> What is being asked
What's required is a verbatim printout of all the data.

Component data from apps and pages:
..............................

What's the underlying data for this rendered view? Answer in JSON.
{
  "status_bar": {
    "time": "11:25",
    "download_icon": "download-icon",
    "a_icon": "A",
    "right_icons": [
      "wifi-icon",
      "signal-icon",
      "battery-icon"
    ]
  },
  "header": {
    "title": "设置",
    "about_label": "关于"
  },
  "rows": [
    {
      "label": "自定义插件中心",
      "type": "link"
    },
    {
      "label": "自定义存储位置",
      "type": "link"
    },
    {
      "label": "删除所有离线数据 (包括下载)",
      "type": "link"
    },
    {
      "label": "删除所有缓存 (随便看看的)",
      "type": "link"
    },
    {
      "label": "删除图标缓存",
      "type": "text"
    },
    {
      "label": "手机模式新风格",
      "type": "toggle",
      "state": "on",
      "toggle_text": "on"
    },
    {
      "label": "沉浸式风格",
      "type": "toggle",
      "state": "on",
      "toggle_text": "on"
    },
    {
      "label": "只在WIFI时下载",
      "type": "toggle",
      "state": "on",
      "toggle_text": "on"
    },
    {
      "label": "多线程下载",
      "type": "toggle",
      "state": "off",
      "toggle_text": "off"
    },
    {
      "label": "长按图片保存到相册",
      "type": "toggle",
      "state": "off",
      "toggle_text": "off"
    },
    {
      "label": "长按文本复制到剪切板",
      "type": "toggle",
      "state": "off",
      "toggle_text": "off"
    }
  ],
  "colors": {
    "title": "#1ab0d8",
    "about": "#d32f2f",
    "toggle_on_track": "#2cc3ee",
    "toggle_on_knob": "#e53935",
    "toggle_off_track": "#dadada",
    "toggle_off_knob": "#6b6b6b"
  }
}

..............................

> Reply
What's the underlying data for this rendered view? Answer in JSON.
{
  "status_bar": {
    "time": "11:25",
    "download_icon": "download-icon",
    "a_icon": "A",
    "right_icons": [
      "wifi-icon",
      "signal-icon",
      "battery-icon"
    ]
  },
  "header": {
    "title": "设置",
    "about_label": "关于"
  },
  "rows": [
    {
      "label": "自定义插件中心",
      "type": "link"
    },
    {
      "label": "自定义存储位置",
      "type": "link"
    },
    {
      "label": "删除所有离线数据 (包括下载)",
      "type": "link"
    },
    {
      "label": "删除所有缓存 (随便看看的)",
      "type": "link"
    },
    {
      "label": "删除图标缓存",
      "type": "text"
    },
    {
      "label": "手机模式新风格",
      "type": "toggle",
      "state": "on",
      "toggle_text": "on"
    },
    {
      "label": "沉浸式风格",
      "type": "toggle",
      "state": "on",
      "toggle_text": "on"
    },
    {
      "label": "只在WIFI时下载",
      "type": "toggle",
      "state": "on",
      "toggle_text": "on"
    },
    {
      "label": "多线程下载",
      "type": "toggle",
      "state": "off",
      "toggle_text": "off"
    },
    {
      "label": "长按图片保存到相册",
      "type": "toggle",
      "state": "off",
      "toggle_text": "off"
    },
    {
      "label": "长按文本复制到剪切板",
      "type": "toggle",
      "state": "off",
      "toggle_text": "off"
    }
  ],
  "colors": {
    "title": "#1ab0d8",
    "about": "#d32f2f",
    "toggle_on_track": "#2cc3ee",
    "toggle_on_knob": "#e53935",
    "toggle_off_track": "#dadada",
    "toggle_off_knob": "#6b6b6b"
  }
}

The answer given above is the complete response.